So of course, I killed my back standing on a ladder bending and pulling ¾” PEX tubing through my floor joists and through the top plate of my wall. Check out the photo below; you’ll notice there are no fittings used.
I was tempted to use 90-degree fittings to get the PEX where I wanted it, but I persevered and got it all pulled through with no fittings, just to make absolutely certain that I wouldn’t have to worry about water flow. It turned out to all be a waste of time and effort.
Once I gave the urinal the first test flush, water came out so fast that it shot right over the end of the urinal and all over the floor. I adjusted the flow on the valve down about hallway, and the same thing happened again. I adjusted it down again… same thing. I ended up adjusting the flow all the way down to nothing, then gave the adjustment screw a quarter turn open. That was about perfect.
Lesson learned: plumbers know what they’re doing. Fittings in PEX aren’t a big deal. The water flow probably would have been fine with a hundred fittings installed.
While making the bore holes in my floor joists for the water lines, I made sure to stay the heck away from electrical wires. Or at least I tried. I made note of some wires that were in the path of where my water lines needed to go, pushed them aside, stapled them up out of the way of where I would be drilling, and drilled through my joist into the back of another wire I forgot about that was on the other side. Duh. Ultra-rookie mistake.

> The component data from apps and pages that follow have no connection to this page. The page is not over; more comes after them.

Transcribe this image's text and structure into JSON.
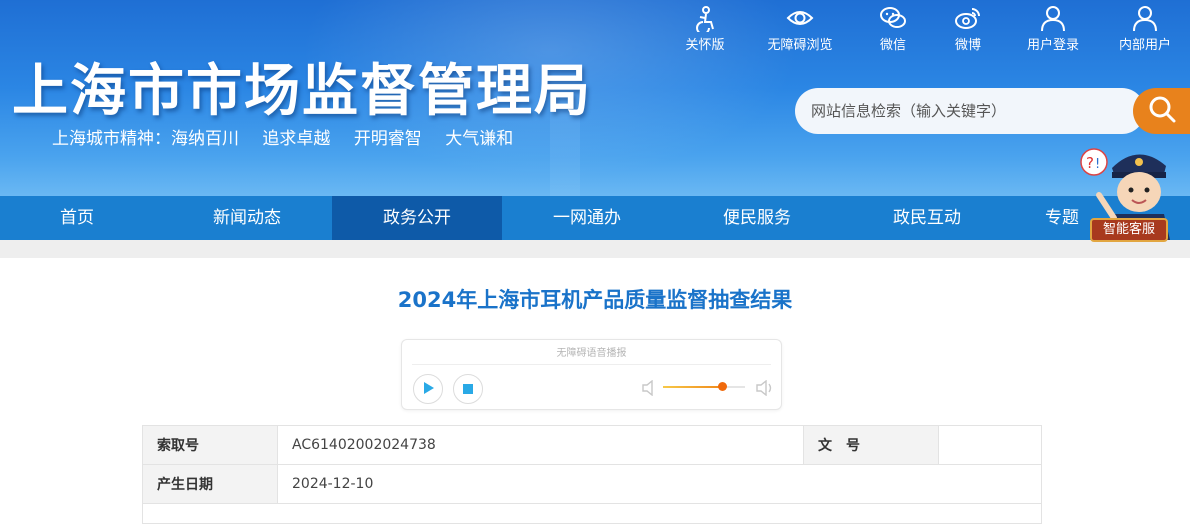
{
  "header": {
    "title": "上海市市场监督管理局",
    "slogan": [
      "上海城市精神：海纳百川",
      "追求卓越",
      "开明睿智",
      "大气谦和"
    ],
    "tools": [
      {
        "label": "关怀版",
        "icon": "care-icon"
      },
      {
        "label": "无障碍浏览",
        "icon": "eye-icon"
      },
      {
        "label": "微信",
        "icon": "wechat-icon"
      },
      {
        "label": "微博",
        "icon": "weibo-icon"
      },
      {
        "label": "用户登录",
        "icon": "user-icon"
      },
      {
        "label": "内部用户",
        "icon": "user-icon"
      }
    ],
    "search": {
      "placeholder": "网站信息检索（输入关键字）"
    }
  },
  "nav": {
    "items": [
      "首页",
      "新闻动态",
      "政务公开",
      "一网通办",
      "便民服务",
      "政民互动",
      "专题"
    ],
    "active": "政务公开"
  },
  "service": {
    "label": "智能客服"
  },
  "article": {
    "title": "2024年上海市耳机产品质量监督抽查结果",
    "player": {
      "caption": "无障碍语音播报",
      "volume": 0.72
    },
    "info": {
      "index_label": "索取号",
      "index_value": "AC61402002024738",
      "docno_label": "文　号",
      "docno_value": "",
      "date_label": "产生日期",
      "date_value": "2024-12-10"
    }
  },
  "colors": {
    "banner": "#2b86e4",
    "nav": "#1a7fd0",
    "nav_active": "#0e5aa8",
    "title": "#1a73c9",
    "search_btn": "#e8821c"
  }
}
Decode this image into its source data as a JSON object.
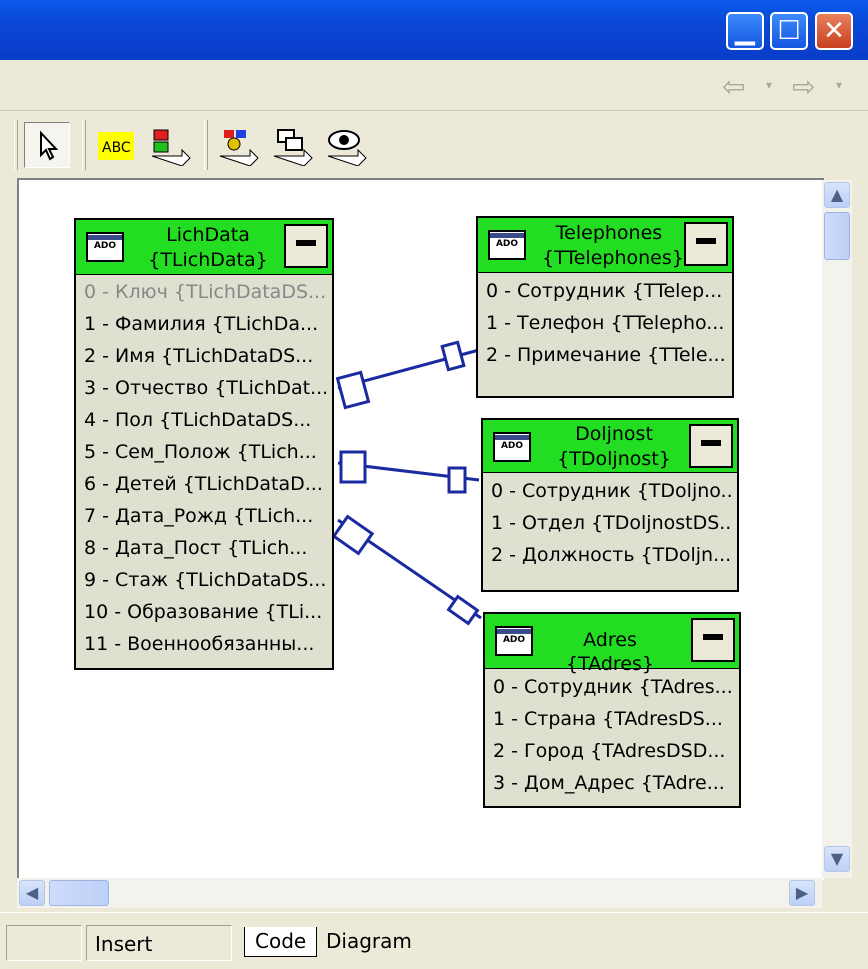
{
  "window": {
    "minimize_glyph": "▁",
    "maximize_glyph": "☐",
    "close_glyph": "✕"
  },
  "nav": {
    "back_glyph": "⇦",
    "forward_glyph": "⇨",
    "dropdown_glyph": "▾"
  },
  "toolbar": {
    "icons": [
      "pointer-icon",
      "name-field-icon",
      "property-connector-icon",
      "master-detail-connector-icon",
      "lookup-connector-icon",
      "view-icon"
    ],
    "name_field_icon_text": "ABC"
  },
  "tables": [
    {
      "title_line1": "LichData",
      "title_line2": "{TLichData}",
      "fields": [
        "0 - Ключ {TLichDataDS...",
        "1 - Фамилия {TLichDa...",
        "2 - Имя {TLichDataDS...",
        "3 - Отчество {TLichDat...",
        "4 - Пол {TLichDataDS...",
        "5 - Сем_Полож {TLich...",
        "6 - Детей {TLichDataD...",
        "7 - Дата_Рожд {TLich...",
        "8 - Дата_Пост {TLich...",
        "9 - Стаж {TLichDataDS...",
        "10 - Образование {TLi...",
        "11 - Военнообязанны..."
      ]
    },
    {
      "title_line1": "Telephones",
      "title_line2": "{TTelephones}",
      "fields": [
        "0 - Сотрудник {TTelep...",
        "1 - Телефон {TTelepho...",
        "2 - Примечание {TTele..."
      ]
    },
    {
      "title_line1": "Doljnost",
      "title_line2": "{TDoljnost}",
      "fields": [
        "0 - Сотрудник {TDoljno...",
        "1 - Отдел {TDoljnostDS...",
        "2 - Должность {TDoljn..."
      ]
    },
    {
      "title_line1": "Adres {TAdres}",
      "title_line2": "",
      "fields": [
        "0 - Сотрудник {TAdres...",
        "1 - Страна {TAdresDS...",
        "2 - Город {TAdresDSD...",
        "3 - Дом_Адрес {TAdre..."
      ]
    }
  ],
  "ado_label": "ADO",
  "scroll": {
    "up_glyph": "▲",
    "down_glyph": "▼",
    "left_glyph": "◀",
    "right_glyph": "▶"
  },
  "status": {
    "mode": "Insert",
    "tabs": [
      "Code",
      "Diagram"
    ],
    "active_tab": "Code"
  },
  "colors": {
    "header_green": "#22dd22",
    "connector_blue": "#1a2aa0",
    "titlebar_blue": "#0a46d6"
  }
}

The good news was that my circuit breaker did its job and tripped the circuit, and I only put a tiny nick in the tip of my drill bit from the electrical arc.
So that’s what the two junction boxes at the ceiling are all about. Lesson learned: look twice, drill once.
Watch it, sparky
I wanted the water pipe coming out of the wall for the urinal to be sturdy, and the right way to do this would be to use a ¾” drop ear elbow, but all that I could find at Home Depot, Menards, and Lowes were the ½” fittings, so I stubbed out some ¾” copper tubing and fastened the tubing to one of the wall studs with a few home-made brackets. Not perfect, but it worked pretty well and the pipe doesn’t budge. One of my screws ended up protruding through the wall stud a little bit, so I got my angle grinder out and used it to cut the screw off flush.
I didn’t worry about the shower of sparks shooting out from my grinder onto the new urinal until I noticed a million little black flecks that showed up on the top of my brand-new urinal that wouldn’t come off.
After coming up with no solutions on Google, I used Scotchbrite pads, SoftScrub, and about a half hour of very hard scrubbing to get the black flecks to nearly disappear, but they’re still not completely gone, as you can see in the photo below. It almost looks as though the surface of the porcelain is pitted, but it still feels perfectly smooth.
Lesson learned: keep sparks away from porcelain, or any other nice surface you don’t want ruined.
I’m sure I’ll end up re-doing everything except the water supply lines when I finish off my basement, but this sure is a convenient addition to my basement for now. I’ve shared photos of residential urinal installations on the Structure Tech Facebook page, and one of the more common comments I received is that urinals are either gross or messy, but I couldn’t disagree more. Anyone who thinks they’re gross is probably comparing them to public urinals. Sure, the areas around those can be gross, but when the urinal is in one’s own home, one has laser-focused aim and there is absolutely zero mess. Liquids go where they’re supposed to go, and nowhere else. There’s nothing not to like.